Even in the story of David and Goliath, that’s the aim – to find peace by getting beyond the bully’s ability to intimidate, threaten, and dominate.
You’ve got an example in your history here – with the famous (or infamous) Grace Sherwood. Her trial and dunking as a witch was this community’s attempt to make life more peaceful by piling a load of fault and anxiety on one person, who seems to have had quite an ability to use her own resources to resist. She sued several people who slandered her, and won. When somebody finally did manage to get a judgment against her, she seems to have had enough standing in the community to avoid death, and she evidently didn’t stay in jail forever. There were at least some people in the community who saw the image of God in her, and eventually God’s peace prevailed.

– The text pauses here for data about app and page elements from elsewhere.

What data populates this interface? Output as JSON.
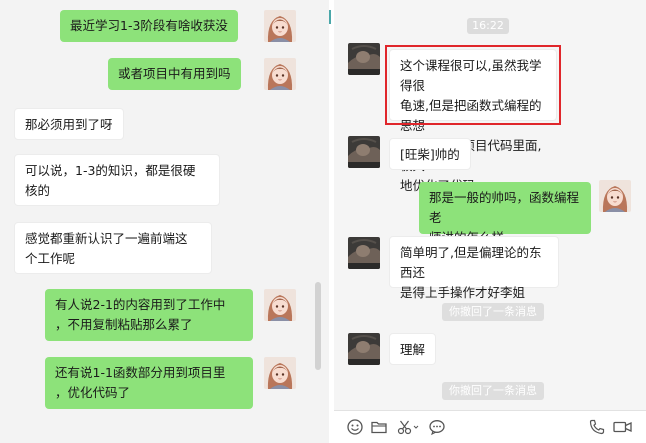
{
  "left_chat": {
    "messages": [
      {
        "side": "out",
        "text": "最近学习1-3阶段有啥收获没"
      },
      {
        "side": "out",
        "text": "或者项目中有用到吗"
      },
      {
        "side": "in",
        "text": "那必须用到了呀"
      },
      {
        "side": "in",
        "text": "可以说，1-3的知识，都是很硬\n核的"
      },
      {
        "side": "in",
        "text": "感觉都重新认识了一遍前端这\n个工作呢"
      },
      {
        "side": "out",
        "text": "有人说2-1的内容用到了工作中\n，不用复制粘贴那么累了"
      },
      {
        "side": "out",
        "text": "还有说1-1函数部分用到项目里\n，优化代码了"
      }
    ]
  },
  "right_chat": {
    "timestamp": "16:22",
    "messages": [
      {
        "side": "in",
        "text": "这个课程很可以,虽然我学得很\n龟速,但是把函数式编程的思想\n用进了我的项目代码里面,极大\n地优化了代码",
        "highlighted": true
      },
      {
        "side": "in",
        "text": "[旺柴]帅的"
      },
      {
        "side": "out",
        "text": "那是一般的帅吗，函数编程老\n师讲的怎么样"
      },
      {
        "side": "in",
        "text": "简单明了,但是偏理论的东西还\n是得上手操作才好李姐"
      },
      {
        "side": "system",
        "text": "你撤回了一条消息"
      },
      {
        "side": "in",
        "text": "理解"
      },
      {
        "side": "system",
        "text": "你撤回了一条消息"
      }
    ]
  },
  "toolbar": {
    "icons": [
      "emoji-icon",
      "folder-icon",
      "scissors-icon",
      "chat-bubble-icon",
      "phone-icon",
      "video-call-icon"
    ]
  },
  "colors": {
    "outgoing_bubble": "#8de27a",
    "highlight_border": "#e0262b",
    "divider_accent": "#4aa7a9"
  }
}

The things and the people we are most afraid of are seldom worth the effort. God has given us resources in abundance to respond to the fears that consume us. There’s something very pointed in the beginning of the gospel story – when Jesus says, “let’s go across,” it says that he leaves with his friends “just as he was.” Like David, he doesn’t put on somebody else’s armor. He goes with what he is. Like his charge to the folks he sends out two by two, he travels light. He has all he needs – today we might say he had all his wits about him and peace in his heart. His ability to sleep through the storm wasn’t a matter of avoiding reality, it was knowledge of his belovedness in God’s eyes and trust that he and his friends would be able to respond to whatever confronted them.

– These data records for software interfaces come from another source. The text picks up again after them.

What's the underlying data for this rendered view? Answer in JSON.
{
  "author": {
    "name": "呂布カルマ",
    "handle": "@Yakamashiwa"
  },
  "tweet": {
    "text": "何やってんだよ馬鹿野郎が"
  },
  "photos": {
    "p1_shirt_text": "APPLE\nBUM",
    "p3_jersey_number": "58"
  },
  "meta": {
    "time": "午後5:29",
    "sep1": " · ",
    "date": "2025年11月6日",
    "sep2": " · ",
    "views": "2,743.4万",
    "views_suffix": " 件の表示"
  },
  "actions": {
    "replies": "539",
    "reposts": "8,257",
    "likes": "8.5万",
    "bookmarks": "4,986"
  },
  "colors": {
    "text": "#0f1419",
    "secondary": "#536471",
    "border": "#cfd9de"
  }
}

David does something similar. When Saul questions David’s capacity, saying ‘you’re just a boy, and this guy has been in the boxing ring for years,’ David responds by talking about the lions and bears he’s been dealing with for years. There’s an echo of it in the Wizard of Oz (and this story of David is its source), when Dorothy, the Tin Man, and Scarecrow deal with their fear in the forest by chanting, “lions and tigers and bears, oh my,” believing that together they will be able to deal with whatever comes.
We can survive the storm in the night. We can engage the bullies and tyrants and deceivers. We can do it when we remember that we are well loved, and that whatever happens, the creator and source of new life is already at work, helping new life emerge again. We can do it when we remember that we never go alone – we, too, have a company of friends, even if some of them fall asleep at inopportune times. Jesus sleeps in this gospel scene, and his friends sleep in the garden of Gethsemane. Have you slept in exhaustion or in confidence?
Old Donation has a very long history – times of fear, sleeping of both kinds, and of discovering new life. You are still finding life here – and you’re still spreading new life to the community around you. I would pray, however, that you choose dunking in the cause of new life (baptism), or the kind of drenching that comes from braving storms at sea, rather than throwing neighbors into the drink to see if they drown. Make new and lively Christians here, help them discover what God has given them, and then go with them just as you are, to damp down the fear each one of us will undoubtedly find.
God is with us, we never go alone, the storm doesn’t last forever, and there will be peace at the last.
 Mark 6:7-13; Luke 10:1-11